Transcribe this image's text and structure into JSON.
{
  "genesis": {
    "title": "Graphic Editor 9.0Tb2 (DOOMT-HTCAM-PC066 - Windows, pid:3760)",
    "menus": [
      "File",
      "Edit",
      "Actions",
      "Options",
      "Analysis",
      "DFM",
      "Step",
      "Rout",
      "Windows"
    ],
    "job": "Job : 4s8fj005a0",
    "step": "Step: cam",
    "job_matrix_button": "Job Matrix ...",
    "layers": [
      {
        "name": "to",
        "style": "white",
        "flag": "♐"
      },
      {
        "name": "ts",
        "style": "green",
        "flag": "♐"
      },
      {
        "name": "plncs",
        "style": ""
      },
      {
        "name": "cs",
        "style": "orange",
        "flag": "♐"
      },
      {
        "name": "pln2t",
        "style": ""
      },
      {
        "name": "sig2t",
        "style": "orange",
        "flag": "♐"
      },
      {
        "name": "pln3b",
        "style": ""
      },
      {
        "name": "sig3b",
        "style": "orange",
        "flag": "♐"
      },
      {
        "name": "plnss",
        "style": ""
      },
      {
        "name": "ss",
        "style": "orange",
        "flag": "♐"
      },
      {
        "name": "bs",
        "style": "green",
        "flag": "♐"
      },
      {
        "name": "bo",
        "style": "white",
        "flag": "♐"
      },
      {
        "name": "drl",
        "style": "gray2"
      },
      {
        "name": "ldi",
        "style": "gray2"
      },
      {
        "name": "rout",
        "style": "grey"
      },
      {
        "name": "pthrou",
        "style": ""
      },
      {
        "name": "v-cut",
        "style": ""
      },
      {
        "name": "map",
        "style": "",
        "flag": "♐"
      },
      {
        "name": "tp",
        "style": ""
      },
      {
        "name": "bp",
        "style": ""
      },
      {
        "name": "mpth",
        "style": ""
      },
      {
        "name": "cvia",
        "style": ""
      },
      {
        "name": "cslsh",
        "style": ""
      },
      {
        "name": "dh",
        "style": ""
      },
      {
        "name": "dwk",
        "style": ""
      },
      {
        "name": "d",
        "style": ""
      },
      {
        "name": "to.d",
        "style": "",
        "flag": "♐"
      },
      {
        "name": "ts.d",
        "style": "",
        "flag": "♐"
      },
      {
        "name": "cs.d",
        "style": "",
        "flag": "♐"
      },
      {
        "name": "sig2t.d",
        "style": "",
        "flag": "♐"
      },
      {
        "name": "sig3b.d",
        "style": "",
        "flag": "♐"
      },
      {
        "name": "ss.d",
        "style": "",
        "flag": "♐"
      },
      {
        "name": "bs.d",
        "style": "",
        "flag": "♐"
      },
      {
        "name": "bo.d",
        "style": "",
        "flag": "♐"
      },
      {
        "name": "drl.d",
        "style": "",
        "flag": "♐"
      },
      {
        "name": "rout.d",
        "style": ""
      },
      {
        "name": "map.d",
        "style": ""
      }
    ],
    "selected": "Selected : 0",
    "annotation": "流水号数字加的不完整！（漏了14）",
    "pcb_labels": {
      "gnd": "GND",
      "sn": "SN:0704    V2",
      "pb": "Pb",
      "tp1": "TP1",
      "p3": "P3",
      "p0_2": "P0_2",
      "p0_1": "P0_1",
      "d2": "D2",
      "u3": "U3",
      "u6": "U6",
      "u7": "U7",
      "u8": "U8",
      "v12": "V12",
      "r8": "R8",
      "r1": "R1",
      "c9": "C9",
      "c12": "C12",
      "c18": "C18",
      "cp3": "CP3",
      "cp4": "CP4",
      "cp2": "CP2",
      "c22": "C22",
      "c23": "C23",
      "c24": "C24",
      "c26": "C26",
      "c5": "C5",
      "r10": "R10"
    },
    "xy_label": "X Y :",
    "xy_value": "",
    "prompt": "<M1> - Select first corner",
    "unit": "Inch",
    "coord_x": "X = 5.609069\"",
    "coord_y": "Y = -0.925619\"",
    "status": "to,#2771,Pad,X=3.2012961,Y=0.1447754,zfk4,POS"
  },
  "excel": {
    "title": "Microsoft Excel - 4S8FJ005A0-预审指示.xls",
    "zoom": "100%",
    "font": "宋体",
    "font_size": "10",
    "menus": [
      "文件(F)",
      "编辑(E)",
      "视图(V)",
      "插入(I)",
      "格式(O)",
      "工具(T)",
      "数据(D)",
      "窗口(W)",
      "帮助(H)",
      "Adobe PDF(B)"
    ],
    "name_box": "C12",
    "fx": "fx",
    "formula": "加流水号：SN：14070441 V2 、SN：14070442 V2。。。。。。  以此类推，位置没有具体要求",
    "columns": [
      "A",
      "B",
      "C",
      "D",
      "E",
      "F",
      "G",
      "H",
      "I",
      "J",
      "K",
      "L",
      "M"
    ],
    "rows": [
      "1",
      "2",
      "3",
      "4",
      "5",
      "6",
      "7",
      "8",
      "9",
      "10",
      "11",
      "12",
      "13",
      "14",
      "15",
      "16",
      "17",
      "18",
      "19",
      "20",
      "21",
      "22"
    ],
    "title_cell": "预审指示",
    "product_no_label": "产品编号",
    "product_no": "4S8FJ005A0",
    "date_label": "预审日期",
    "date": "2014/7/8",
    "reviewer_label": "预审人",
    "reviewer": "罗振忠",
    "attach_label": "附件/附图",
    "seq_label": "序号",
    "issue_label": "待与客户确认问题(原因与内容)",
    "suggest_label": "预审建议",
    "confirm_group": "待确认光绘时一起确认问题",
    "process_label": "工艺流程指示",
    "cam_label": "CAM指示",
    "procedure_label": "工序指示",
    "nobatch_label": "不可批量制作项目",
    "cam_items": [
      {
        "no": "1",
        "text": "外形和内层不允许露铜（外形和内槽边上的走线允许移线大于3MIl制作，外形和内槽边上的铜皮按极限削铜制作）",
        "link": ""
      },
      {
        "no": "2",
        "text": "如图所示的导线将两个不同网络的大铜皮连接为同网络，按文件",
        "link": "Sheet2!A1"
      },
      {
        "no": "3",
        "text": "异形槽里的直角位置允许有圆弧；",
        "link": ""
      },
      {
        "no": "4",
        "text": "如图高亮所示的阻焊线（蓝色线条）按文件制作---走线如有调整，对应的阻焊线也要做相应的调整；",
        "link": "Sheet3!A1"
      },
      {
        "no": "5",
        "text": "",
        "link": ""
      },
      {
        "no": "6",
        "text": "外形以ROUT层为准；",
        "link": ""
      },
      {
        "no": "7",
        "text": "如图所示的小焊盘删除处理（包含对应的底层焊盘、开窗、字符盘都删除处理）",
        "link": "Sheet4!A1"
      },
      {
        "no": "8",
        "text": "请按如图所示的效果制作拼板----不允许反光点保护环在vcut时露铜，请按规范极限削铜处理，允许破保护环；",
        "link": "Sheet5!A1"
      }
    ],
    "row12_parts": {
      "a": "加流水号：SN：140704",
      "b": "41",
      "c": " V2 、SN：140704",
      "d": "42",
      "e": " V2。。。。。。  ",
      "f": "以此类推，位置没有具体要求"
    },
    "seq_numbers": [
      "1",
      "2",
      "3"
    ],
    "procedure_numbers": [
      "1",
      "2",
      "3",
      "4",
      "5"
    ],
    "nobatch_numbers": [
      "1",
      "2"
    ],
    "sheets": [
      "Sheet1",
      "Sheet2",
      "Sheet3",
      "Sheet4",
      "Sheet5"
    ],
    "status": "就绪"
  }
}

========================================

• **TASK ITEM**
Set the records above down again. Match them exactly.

• **WRITTEN ANSWER**
Transcribe this image's text and structure into JSON.
{
  "genesis": {
    "title": "Graphic Editor 9.0Tb2 (DOOMT-HTCAM-PC066 - Windows, pid:3760)",
    "menus": [
      "File",
      "Edit",
      "Actions",
      "Options",
      "Analysis",
      "DFM",
      "Step",
      "Rout",
      "Windows"
    ],
    "job": "Job : 4s8fj005a0",
    "step": "Step: cam",
    "job_matrix_button": "Job Matrix ...",
    "layers": [
      {
        "name": "to",
        "style": "white",
        "flag": "♐"
      },
      {
        "name": "ts",
        "style": "green",
        "flag": "♐"
      },
      {
        "name": "plncs",
        "style": ""
      },
      {
        "name": "cs",
        "style": "orange",
        "flag": "♐"
      },
      {
        "name": "pln2t",
        "style": ""
      },
      {
        "name": "sig2t",
        "style": "orange",
        "flag": "♐"
      },
      {
        "name": "pln3b",
        "style": ""
      },
      {
        "name": "sig3b",
        "style": "orange",
        "flag": "♐"
      },
      {
        "name": "plnss",
        "style": ""
      },
      {
        "name": "ss",
        "style": "orange",
        "flag": "♐"
      },
      {
        "name": "bs",
        "style": "green",
        "flag": "♐"
      },
      {
        "name": "bo",
        "style": "white",
        "flag": "♐"
      },
      {
        "name": "drl",
        "style": "gray2"
      },
      {
        "name": "ldi",
        "style": "gray2"
      },
      {
        "name": "rout",
        "style": "grey"
      },
      {
        "name": "pthrou",
        "style": ""
      },
      {
        "name": "v-cut",
        "style": ""
      },
      {
        "name": "map",
        "style": "",
        "flag": "♐"
      },
      {
        "name": "tp",
        "style": ""
      },
      {
        "name": "bp",
        "style": ""
      },
      {
        "name": "mpth",
        "style": ""
      },
      {
        "name": "cvia",
        "style": ""
      },
      {
        "name": "cslsh",
        "style": ""
      },
      {
        "name": "dh",
        "style": ""
      },
      {
        "name": "dwk",
        "style": ""
      },
      {
        "name": "d",
        "style": ""
      },
      {
        "name": "to.d",
        "style": "",
        "flag": "♐"
      },
      {
        "name": "ts.d",
        "style": "",
        "flag": "♐"
      },
      {
        "name": "cs.d",
        "style": "",
        "flag": "♐"
      },
      {
        "name": "sig2t.d",
        "style": "",
        "flag": "♐"
      },
      {
        "name": "sig3b.d",
        "style": "",
        "flag": "♐"
      },
      {
        "name": "ss.d",
        "style": "",
        "flag": "♐"
      },
      {
        "name": "bs.d",
        "style": "",
        "flag": "♐"
      },
      {
        "name": "bo.d",
        "style": "",
        "flag": "♐"
      },
      {
        "name": "drl.d",
        "style": "",
        "flag": "♐"
      },
      {
        "name": "rout.d",
        "style": ""
      },
      {
        "name": "map.d",
        "style": ""
      }
    ],
    "selected": "Selected : 0",
    "annotation": "流水号数字加的不完整！（漏了14）",
    "pcb_labels": {
      "gnd": "GND",
      "sn": "SN:0704    V2",
      "pb": "Pb",
      "tp1": "TP1",
      "p3": "P3",
      "p0_2": "P0_2",
      "p0_1": "P0_1",
      "d2": "D2",
      "u3": "U3",
      "u6": "U6",
      "u7": "U7",
      "u8": "U8",
      "v12": "V12",
      "r8": "R8",
      "r1": "R1",
      "c9": "C9",
      "c12": "C12",
      "c18": "C18",
      "cp3": "CP3",
      "cp4": "CP4",
      "cp2": "CP2",
      "c22": "C22",
      "c23": "C23",
      "c24": "C24",
      "c26": "C26",
      "c5": "C5",
      "r10": "R10"
    },
    "xy_label": "X Y :",
    "xy_value": "",
    "prompt": "<M1> - Select first corner",
    "unit": "Inch",
    "coord_x": "X = 5.609069\"",
    "coord_y": "Y = -0.925619\"",
    "status": "to,#2771,Pad,X=3.2012961,Y=0.1447754,zfk4,POS"
  },
  "excel": {
    "title": "Microsoft Excel - 4S8FJ005A0-预审指示.xls",
    "zoom": "100%",
    "font": "宋体",
    "font_size": "10",
    "menus": [
      "文件(F)",
      "编辑(E)",
      "视图(V)",
      "插入(I)",
      "格式(O)",
      "工具(T)",
      "数据(D)",
      "窗口(W)",
      "帮助(H)",
      "Adobe PDF(B)"
    ],
    "name_box": "C12",
    "fx": "fx",
    "formula": "加流水号：SN：14070441 V2 、SN：14070442 V2。。。。。。  以此类推，位置没有具体要求",
    "columns": [
      "A",
      "B",
      "C",
      "D",
      "E",
      "F",
      "G",
      "H",
      "I",
      "J",
      "K",
      "L",
      "M"
    ],
    "rows": [
      "1",
      "2",
      "3",
      "4",
      "5",
      "6",
      "7",
      "8",
      "9",
      "10",
      "11",
      "12",
      "13",
      "14",
      "15",
      "16",
      "17",
      "18",
      "19",
      "20",
      "21",
      "22"
    ],
    "title_cell": "预审指示",
    "product_no_label": "产品编号",
    "product_no": "4S8FJ005A0",
    "date_label": "预审日期",
    "date": "2014/7/8",
    "reviewer_label": "预审人",
    "reviewer": "罗振忠",
    "attach_label": "附件/附图",
    "seq_label": "序号",
    "issue_label": "待与客户确认问题(原因与内容)",
    "suggest_label": "预审建议",
    "confirm_group": "待确认光绘时一起确认问题",
    "process_label": "工艺流程指示",
    "cam_label": "CAM指示",
    "procedure_label": "工序指示",
    "nobatch_label": "不可批量制作项目",
    "cam_items": [
      {
        "no": "1",
        "text": "外形和内层不允许露铜（外形和内槽边上的走线允许移线大于3MIl制作，外形和内槽边上的铜皮按极限削铜制作）",
        "link": ""
      },
      {
        "no": "2",
        "text": "如图所示的导线将两个不同网络的大铜皮连接为同网络，按文件",
        "link": "Sheet2!A1"
      },
      {
        "no": "3",
        "text": "异形槽里的直角位置允许有圆弧；",
        "link": ""
      },
      {
        "no": "4",
        "text": "如图高亮所示的阻焊线（蓝色线条）按文件制作---走线如有调整，对应的阻焊线也要做相应的调整；",
        "link": "Sheet3!A1"
      },
      {
        "no": "5",
        "text": "",
        "link": ""
      },
      {
        "no": "6",
        "text": "外形以ROUT层为准；",
        "link": ""
      },
      {
        "no": "7",
        "text": "如图所示的小焊盘删除处理（包含对应的底层焊盘、开窗、字符盘都删除处理）",
        "link": "Sheet4!A1"
      },
      {
        "no": "8",
        "text": "请按如图所示的效果制作拼板----不允许反光点保护环在vcut时露铜，请按规范极限削铜处理，允许破保护环；",
        "link": "Sheet5!A1"
      }
    ],
    "row12_parts": {
      "a": "加流水号：SN：140704",
      "b": "41",
      "c": " V2 、SN：140704",
      "d": "42",
      "e": " V2。。。。。。  ",
      "f": "以此类推，位置没有具体要求"
    },
    "seq_numbers": [
      "1",
      "2",
      "3"
    ],
    "procedure_numbers": [
      "1",
      "2",
      "3",
      "4",
      "5"
    ],
    "nobatch_numbers": [
      "1",
      "2"
    ],
    "sheets": [
      "Sheet1",
      "Sheet2",
      "Sheet3",
      "Sheet4",
      "Sheet5"
    ],
    "status": "就绪"
  }
}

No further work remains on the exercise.